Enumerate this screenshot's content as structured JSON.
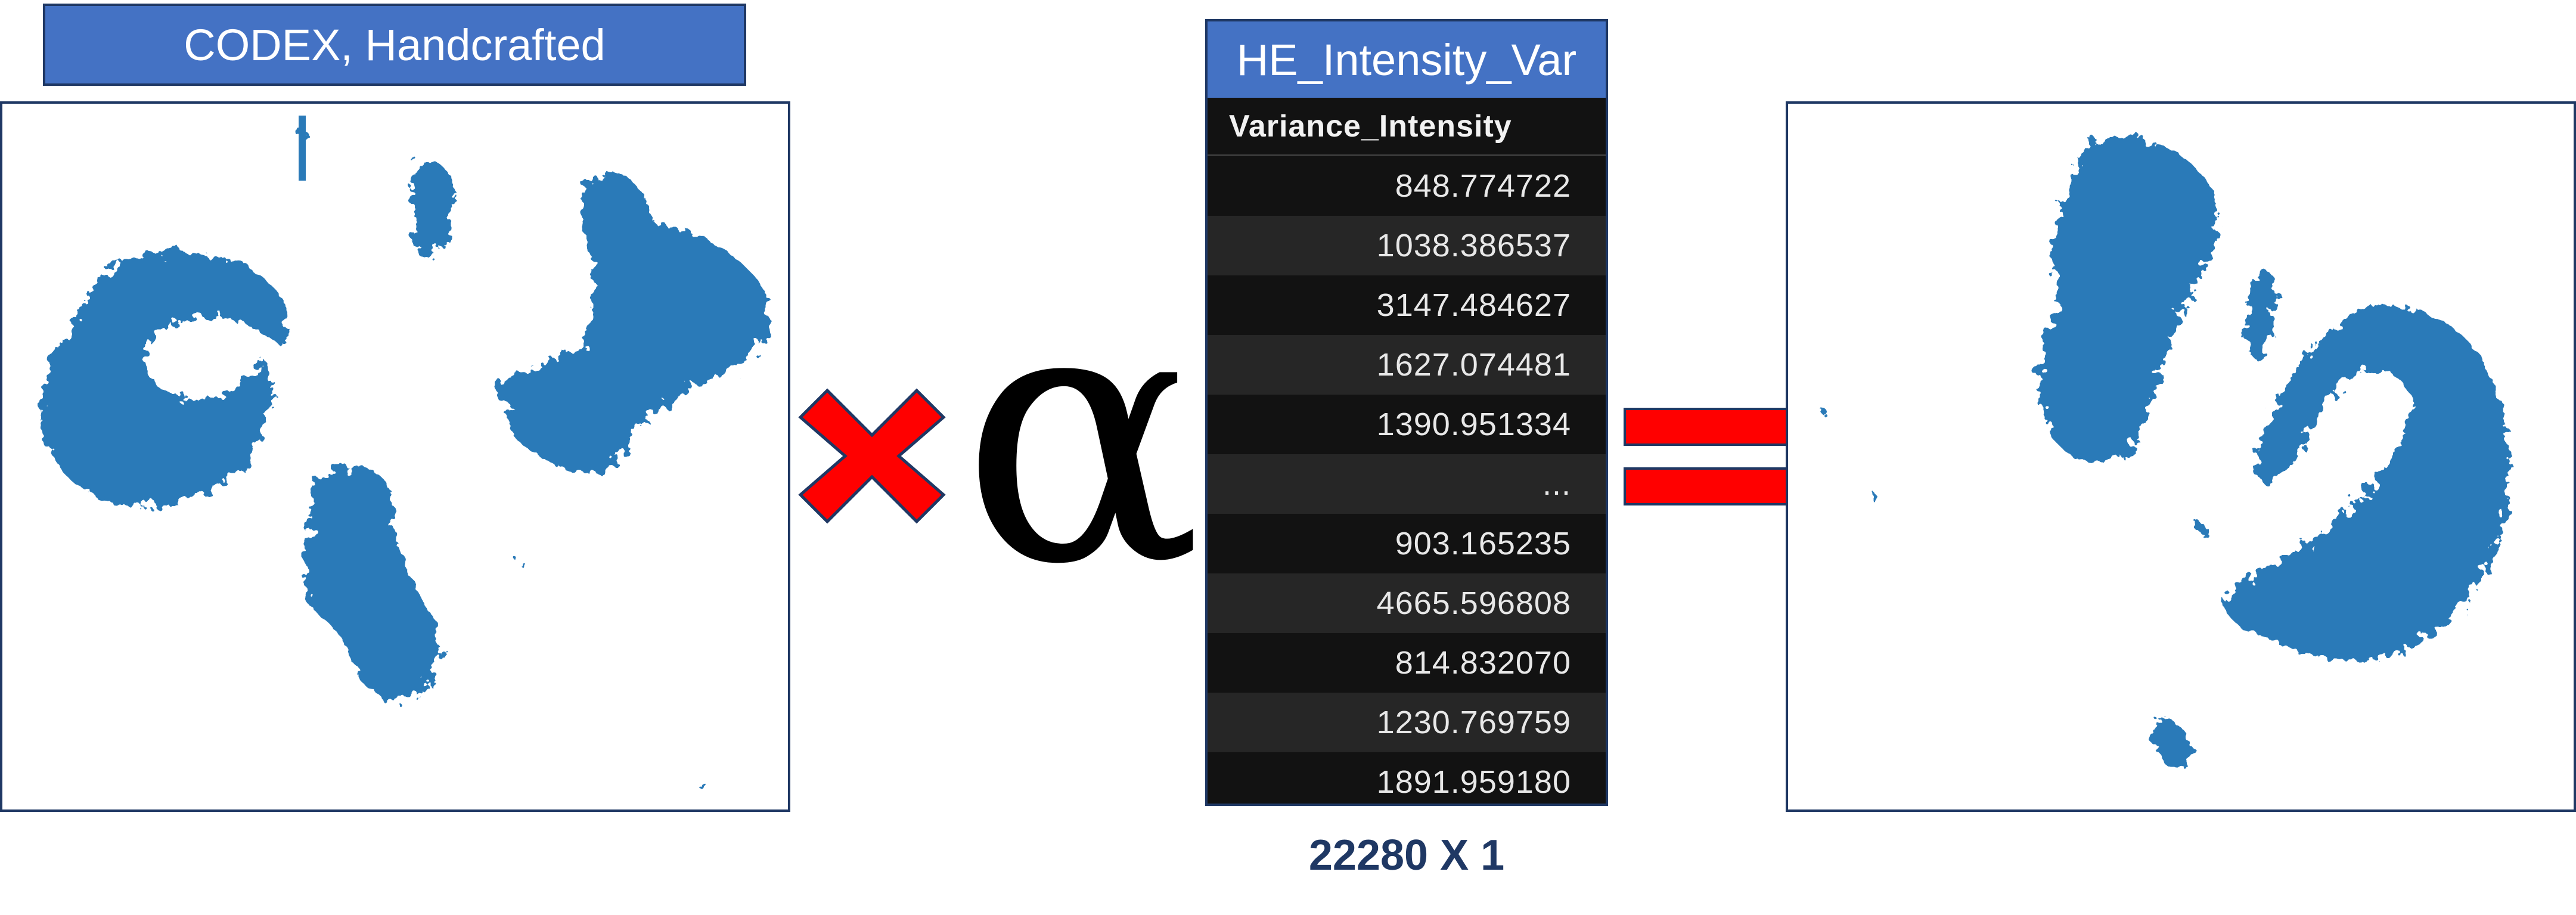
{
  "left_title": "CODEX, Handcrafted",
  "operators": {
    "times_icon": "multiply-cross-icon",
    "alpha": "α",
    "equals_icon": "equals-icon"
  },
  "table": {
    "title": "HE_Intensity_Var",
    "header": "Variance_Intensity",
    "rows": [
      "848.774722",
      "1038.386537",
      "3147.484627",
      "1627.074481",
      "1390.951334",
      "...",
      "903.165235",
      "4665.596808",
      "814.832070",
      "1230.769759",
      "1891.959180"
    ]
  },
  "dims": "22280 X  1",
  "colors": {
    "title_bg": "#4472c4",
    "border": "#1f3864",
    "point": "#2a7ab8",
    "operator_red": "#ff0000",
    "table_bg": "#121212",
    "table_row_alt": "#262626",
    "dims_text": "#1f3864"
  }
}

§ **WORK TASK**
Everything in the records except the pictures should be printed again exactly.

§ **EXERCISE RESPONSE**
Enumerate this screenshot's content as structured JSON.
{
  "left_title": "CODEX, Handcrafted",
  "operators": {
    "times_icon": "multiply-cross-icon",
    "alpha": "α",
    "equals_icon": "equals-icon"
  },
  "table": {
    "title": "HE_Intensity_Var",
    "header": "Variance_Intensity",
    "rows": [
      "848.774722",
      "1038.386537",
      "3147.484627",
      "1627.074481",
      "1390.951334",
      "...",
      "903.165235",
      "4665.596808",
      "814.832070",
      "1230.769759",
      "1891.959180"
    ]
  },
  "dims": "22280 X  1",
  "colors": {
    "title_bg": "#4472c4",
    "border": "#1f3864",
    "point": "#2a7ab8",
    "operator_red": "#ff0000",
    "table_bg": "#121212",
    "table_row_alt": "#262626",
    "dims_text": "#1f3864"
  }
}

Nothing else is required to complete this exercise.